Play TV in Canada


A version of Play TV by the same producers was broadcast since 2009 on Global in Canada; as with the Irish version, the programme was produced in Budapest, featuring Canadian personalities, with similar game play, and generally broadcast during late-night hours. For the Canadian version, viewers pay $2 (plus taxes) per call or per mobile text for a chance to give their answer on air.

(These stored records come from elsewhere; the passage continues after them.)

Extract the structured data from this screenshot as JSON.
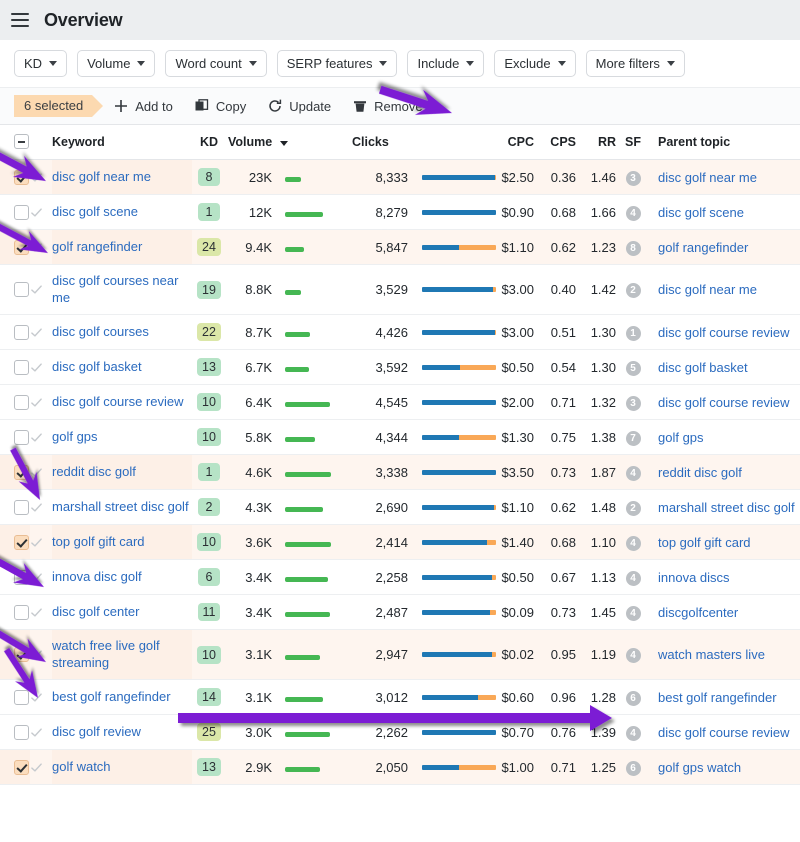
{
  "header": {
    "title": "Overview",
    "menu_icon": "hamburger-icon"
  },
  "filters": [
    {
      "label": "KD"
    },
    {
      "label": "Volume"
    },
    {
      "label": "Word count"
    },
    {
      "label": "SERP features"
    },
    {
      "label": "Include"
    },
    {
      "label": "Exclude"
    },
    {
      "label": "More filters"
    }
  ],
  "actionbar": {
    "selected_label": "6 selected",
    "add_to": "Add to",
    "copy": "Copy",
    "update": "Update",
    "remove": "Remove"
  },
  "table": {
    "columns": {
      "keyword": "Keyword",
      "kd": "KD",
      "volume": "Volume",
      "clicks": "Clicks",
      "cpc": "CPC",
      "cps": "CPS",
      "rr": "RR",
      "sf": "SF",
      "parent_topic": "Parent topic"
    },
    "sorted_by": "Volume",
    "rows": [
      {
        "selected": true,
        "keyword": "disc golf near me",
        "kd": 8,
        "kd_color": "#b6e3c6",
        "volume": "23K",
        "vol_pct": 26,
        "clicks": "8,333",
        "click_blue": 98,
        "click_orange": 2,
        "cpc": "$2.50",
        "cps": "0.36",
        "rr": "1.46",
        "sf": 3,
        "parent_topic": "disc golf near me"
      },
      {
        "selected": false,
        "keyword": "disc golf scene",
        "kd": 1,
        "kd_color": "#b6e3c6",
        "volume": "12K",
        "vol_pct": 62,
        "clicks": "8,279",
        "click_blue": 100,
        "click_orange": 0,
        "cpc": "$0.90",
        "cps": "0.68",
        "rr": "1.66",
        "sf": 4,
        "parent_topic": "disc golf scene"
      },
      {
        "selected": true,
        "keyword": "golf rangefinder",
        "kd": 24,
        "kd_color": "#dbe7a8",
        "volume": "9.4K",
        "vol_pct": 31,
        "clicks": "5,847",
        "click_blue": 50,
        "click_orange": 50,
        "cpc": "$1.10",
        "cps": "0.62",
        "rr": "1.23",
        "sf": 8,
        "parent_topic": "golf rangefinder"
      },
      {
        "selected": false,
        "keyword": "disc golf courses near me",
        "kd": 19,
        "kd_color": "#b6e3c6",
        "volume": "8.8K",
        "vol_pct": 26,
        "clicks": "3,529",
        "click_blue": 96,
        "click_orange": 4,
        "cpc": "$3.00",
        "cps": "0.40",
        "rr": "1.42",
        "sf": 2,
        "parent_topic": "disc golf near me"
      },
      {
        "selected": false,
        "keyword": "disc golf courses",
        "kd": 22,
        "kd_color": "#dbe7a8",
        "volume": "8.7K",
        "vol_pct": 40,
        "clicks": "4,426",
        "click_blue": 99,
        "click_orange": 1,
        "cpc": "$3.00",
        "cps": "0.51",
        "rr": "1.30",
        "sf": 1,
        "parent_topic": "disc golf course review"
      },
      {
        "selected": false,
        "keyword": "disc golf basket",
        "kd": 13,
        "kd_color": "#b6e3c6",
        "volume": "6.7K",
        "vol_pct": 39,
        "clicks": "3,592",
        "click_blue": 52,
        "click_orange": 48,
        "cpc": "$0.50",
        "cps": "0.54",
        "rr": "1.30",
        "sf": 5,
        "parent_topic": "disc golf basket"
      },
      {
        "selected": false,
        "keyword": "disc golf course review",
        "kd": 10,
        "kd_color": "#b6e3c6",
        "volume": "6.4K",
        "vol_pct": 72,
        "clicks": "4,545",
        "click_blue": 100,
        "click_orange": 0,
        "cpc": "$2.00",
        "cps": "0.71",
        "rr": "1.32",
        "sf": 3,
        "parent_topic": "disc golf course review"
      },
      {
        "selected": false,
        "keyword": "golf gps",
        "kd": 10,
        "kd_color": "#b6e3c6",
        "volume": "5.8K",
        "vol_pct": 48,
        "clicks": "4,344",
        "click_blue": 50,
        "click_orange": 50,
        "cpc": "$1.30",
        "cps": "0.75",
        "rr": "1.38",
        "sf": 7,
        "parent_topic": "golf gps"
      },
      {
        "selected": true,
        "keyword": "reddit disc golf",
        "kd": 1,
        "kd_color": "#b6e3c6",
        "volume": "4.6K",
        "vol_pct": 74,
        "clicks": "3,338",
        "click_blue": 100,
        "click_orange": 0,
        "cpc": "$3.50",
        "cps": "0.73",
        "rr": "1.87",
        "sf": 4,
        "parent_topic": "reddit disc golf"
      },
      {
        "selected": false,
        "keyword": "marshall street disc golf",
        "kd": 2,
        "kd_color": "#b6e3c6",
        "volume": "4.3K",
        "vol_pct": 62,
        "clicks": "2,690",
        "click_blue": 97,
        "click_orange": 3,
        "cpc": "$1.10",
        "cps": "0.62",
        "rr": "1.48",
        "sf": 2,
        "parent_topic": "marshall street disc golf"
      },
      {
        "selected": true,
        "keyword": "top golf gift card",
        "kd": 10,
        "kd_color": "#b6e3c6",
        "volume": "3.6K",
        "vol_pct": 74,
        "clicks": "2,414",
        "click_blue": 88,
        "click_orange": 12,
        "cpc": "$1.40",
        "cps": "0.68",
        "rr": "1.10",
        "sf": 4,
        "parent_topic": "top golf gift card"
      },
      {
        "selected": false,
        "keyword": "innova disc golf",
        "kd": 6,
        "kd_color": "#b6e3c6",
        "volume": "3.4K",
        "vol_pct": 70,
        "clicks": "2,258",
        "click_blue": 94,
        "click_orange": 6,
        "cpc": "$0.50",
        "cps": "0.67",
        "rr": "1.13",
        "sf": 4,
        "parent_topic": "innova discs"
      },
      {
        "selected": false,
        "keyword": "disc golf center",
        "kd": 11,
        "kd_color": "#b6e3c6",
        "volume": "3.4K",
        "vol_pct": 72,
        "clicks": "2,487",
        "click_blue": 92,
        "click_orange": 8,
        "cpc": "$0.09",
        "cps": "0.73",
        "rr": "1.45",
        "sf": 4,
        "parent_topic": "discgolfcenter"
      },
      {
        "selected": true,
        "keyword": "watch free live golf streaming",
        "kd": 10,
        "kd_color": "#b6e3c6",
        "volume": "3.1K",
        "vol_pct": 56,
        "clicks": "2,947",
        "click_blue": 94,
        "click_orange": 6,
        "cpc": "$0.02",
        "cps": "0.95",
        "rr": "1.19",
        "sf": 4,
        "parent_topic": "watch masters live"
      },
      {
        "selected": false,
        "keyword": "best golf rangefinder",
        "kd": 14,
        "kd_color": "#b6e3c6",
        "volume": "3.1K",
        "vol_pct": 62,
        "clicks": "3,012",
        "click_blue": 76,
        "click_orange": 24,
        "cpc": "$0.60",
        "cps": "0.96",
        "rr": "1.28",
        "sf": 6,
        "parent_topic": "best golf rangefinder"
      },
      {
        "selected": false,
        "keyword": "disc golf review",
        "kd": 25,
        "kd_color": "#dbe7a8",
        "volume": "3.0K",
        "vol_pct": 72,
        "clicks": "2,262",
        "click_blue": 100,
        "click_orange": 0,
        "cpc": "$0.70",
        "cps": "0.76",
        "rr": "1.39",
        "sf": 4,
        "parent_topic": "disc golf course review"
      },
      {
        "selected": true,
        "keyword": "golf watch",
        "kd": 13,
        "kd_color": "#b6e3c6",
        "volume": "2.9K",
        "vol_pct": 56,
        "clicks": "2,050",
        "click_blue": 50,
        "click_orange": 50,
        "cpc": "$1.00",
        "cps": "0.71",
        "rr": "1.25",
        "sf": 6,
        "parent_topic": "golf gps watch"
      }
    ]
  },
  "annotations": {
    "color": "#7b1fd4",
    "arrows": [
      {
        "name": "arrow-to-remove-button"
      },
      {
        "name": "arrow-to-row-1-checkbox"
      },
      {
        "name": "arrow-to-row-3-checkbox"
      },
      {
        "name": "arrow-to-row-9-checkbox"
      },
      {
        "name": "arrow-to-row-11-checkbox"
      },
      {
        "name": "arrow-to-row-13-checkbox"
      },
      {
        "name": "arrow-horizontal-row-14"
      }
    ]
  },
  "colors": {
    "accent_orange": "#fcd9b0",
    "link_blue": "#2b6bbf",
    "bar_green": "#45b753",
    "bar_blue": "#1f78b4",
    "bar_orange": "#f9a council"
  }
}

During the period that this program was on Global, viewers registered complaints to the network and the Canadian Broadcast Standards Council (CBSC), over accusations over the ambiguity of some of the questions presented, as well as the refusal to explain the answers to the questions, citing that a question of a similar type would be used in a later broadcast.[15] The Global broadcast originally ended 26 March 2010; however, since that date, it had since broadcast on Telelatino, and resurfaced on Global as of May 2011.[16][17]

On 1 April 2010, the CBSC admonished Global station CIII-TV in Toronto for its role in the broadcasts.[18]


  1. ^ "InteracTV". InteracTV. Archived from the original on 13 July 2011. Retrieved 13 August 2009.
  2. ^ Pope, Conor (6 March 2010). "TV3 pulls 'Play TV' as viewers turn off". The Irish Times. Archived from the original on 3 March 2015.
  3. ^ "TV3 Sees In 'fyi' and Sees Out 'Play TV'". Irish Film and Television Network. 8 March 2010. Archived from the original on 3 March 2015.
  4. ^ Hegarty, Shane (30 June 2012). "Will TV3' s psychics stay on air? Only they can tell". The Irish Times. Archived from the original on 4 March 2015. Retrieved 30 June 2012.
  5. ^ "'Play TV' caller racks up €370 bill". Sunday Tribune. Archived from the original on 21 August 2009. Retrieved 16 August 2009.
  6. ^ "'Play TV: Terms". Archived from the original on 3 March 2011. Retrieved 18 October 2009.
  7. ^ Liveline (MP3). Raidió Teilifís Éireann.
  8. ^ "TV3 boss compares Irish media control to Soviet State system". 8 October 2009. Retrieved 8 October 2009.
  9. ^ a b c "BAI - Broadcasting Authority of Ireland - Broadcasting Complaints: Decisions". Archived from the original on 30 January 2010. Retrieved 29 March 2010.
  10. ^ "'PlayTV' misleading and unfair – watchdog". The Irish Times. 1 January 2010. Archived from the original on 3 March 2015.
  11. ^ "Archived copy" (PDF). Archived from the original (PDF) on 31 March 2010. Retrieved 29 March 2010.{{cite web}}: CS1 maint: archived copy as title (link)
  12. ^ "Archived copy" (PDF). Archived from the original (PDF) on 21 July 2011. Retrieved 29 March 2010.{{cite web}}: CS1 maint: archived copy as title (link)
  13. ^ Pope, Conor (5 March 2010). "TV3 cancels 'PlayTV' contract". The Irish Times. Archived from the original on 3 March 2015.
  14. ^ Hancock, Ciaran (20 August 2010). "Channelling enthusiasm". The Irish Times. Archived from the original on 3 March 2015. Retrieved 20 August 2010.
  15. ^ Mike Battista: "Play TV Canada Has No Legs", 5 December 2009.
  16. ^ Mike Battista: "Play TV Canada Pwned: Going Off the Air March 26th", 21 March 2010.
  17. ^ Crimebusters Now: "Global TV Gambling Fraud", 19 March 2010.
  18. ^ CBSC: "CIII-TV (Global Ontario) re Play TV Canada (CBSC Decision 09/10-0201+), Decided April 1, 2010" Archived 27 October 2011 at the Wayback Machine